Democratic questioning that
reporters were invited to the
Justice Department to review
the messages — which was
unusual given that they were
part of an ongoing watchdog
report — but said that deci-
sion was acceptable because
the information was deter-
mined to be “appropriate for
public release.”
MARIJUANA: Police found items
used for making butane honey oil
Continued from 1A
Police found a handgun
and ID card inside the
vehicle and began following
the clues, including speaking
to several sources. That led
them to the Sunland Apart-
ments at 1630 W. Sunland
Ave., Apartment B8, where
they found Rhoades.
In the apartment police
found a large stash of mari-
juana, packaging materials,
scales, items used for a
butane honey oil laboratory,
two rifles and two handguns.
Butane honey oil is a mari-
juana extract created through
a highly volatile process that
can cause explosions.
Rhoades was arrested on
charges of attempt to elude,
reckless driving, hit and
run, first-degree theft, illegal
possession, delivery and
manufacturing of marijuana,
and felon in possession of a
firearm. He was booked into
the Umatilla County Jail,
Pendleton, where a charge of
failure to appear was added
on an unrelated warrant.
“Though Oregon has
decriminalized marijuana,
the amounts of marijuana
being sold on the black
market continues to be stag-
gering as evidenced by this
seizure,” Hermiston Police
Chief Jason Edmiston said
in the press release.
SHOOTING: Reddington has been
with Pendleton police for 11 years
Continued from 1A
District Attorney Dan
Primus said his office has
a conflict. Primus has not
stated what that conflict
is, but Reddington’s wife,
Brandi Reddington, is an
investigator for the district
Lehman is a field training
officer and the police dog
handler for Pendleton.
He worked for Pendleton
police in 2011 from
February to late December,
when he resigned after a
confrontation in a bar. The
department hired him again
in mid-2012.
Tyler Reddington has
been with Pendleton police
for 11 years. He is a member
of the police department’s
SWAT team, instructor for
the state’s required physical
abilities test and the director
of officer field training.
This is his second
Reddington shot and
injured Timothy Jay Faria
during a drug raid early
in the morning of Dec. 6,
2012, at 411 N.W. Eighth
St., Pendleton. Primus
was the district attorney
at the time and said Faria
displayed a weapon and
threatened the officer.
Hoisington, 38, remains
in a Portland hospital, but
is feeling well enough to
make comments on social
media and have visitors.
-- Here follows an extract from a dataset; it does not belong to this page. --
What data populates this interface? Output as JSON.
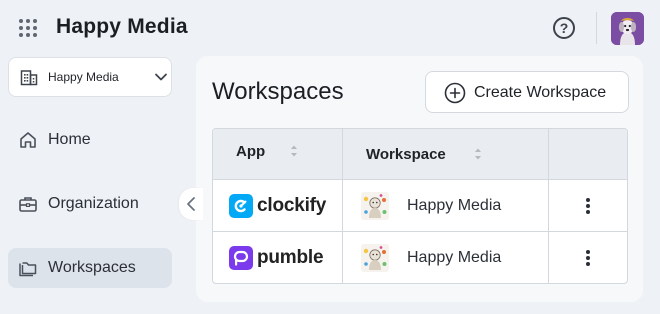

Circuit Court records show
Hoisington has convictions
going back to 2005 for
driving under the influence
of intoxicants, felony hit
and run, felon in possession
of a firearm, and recklessly
endangering others.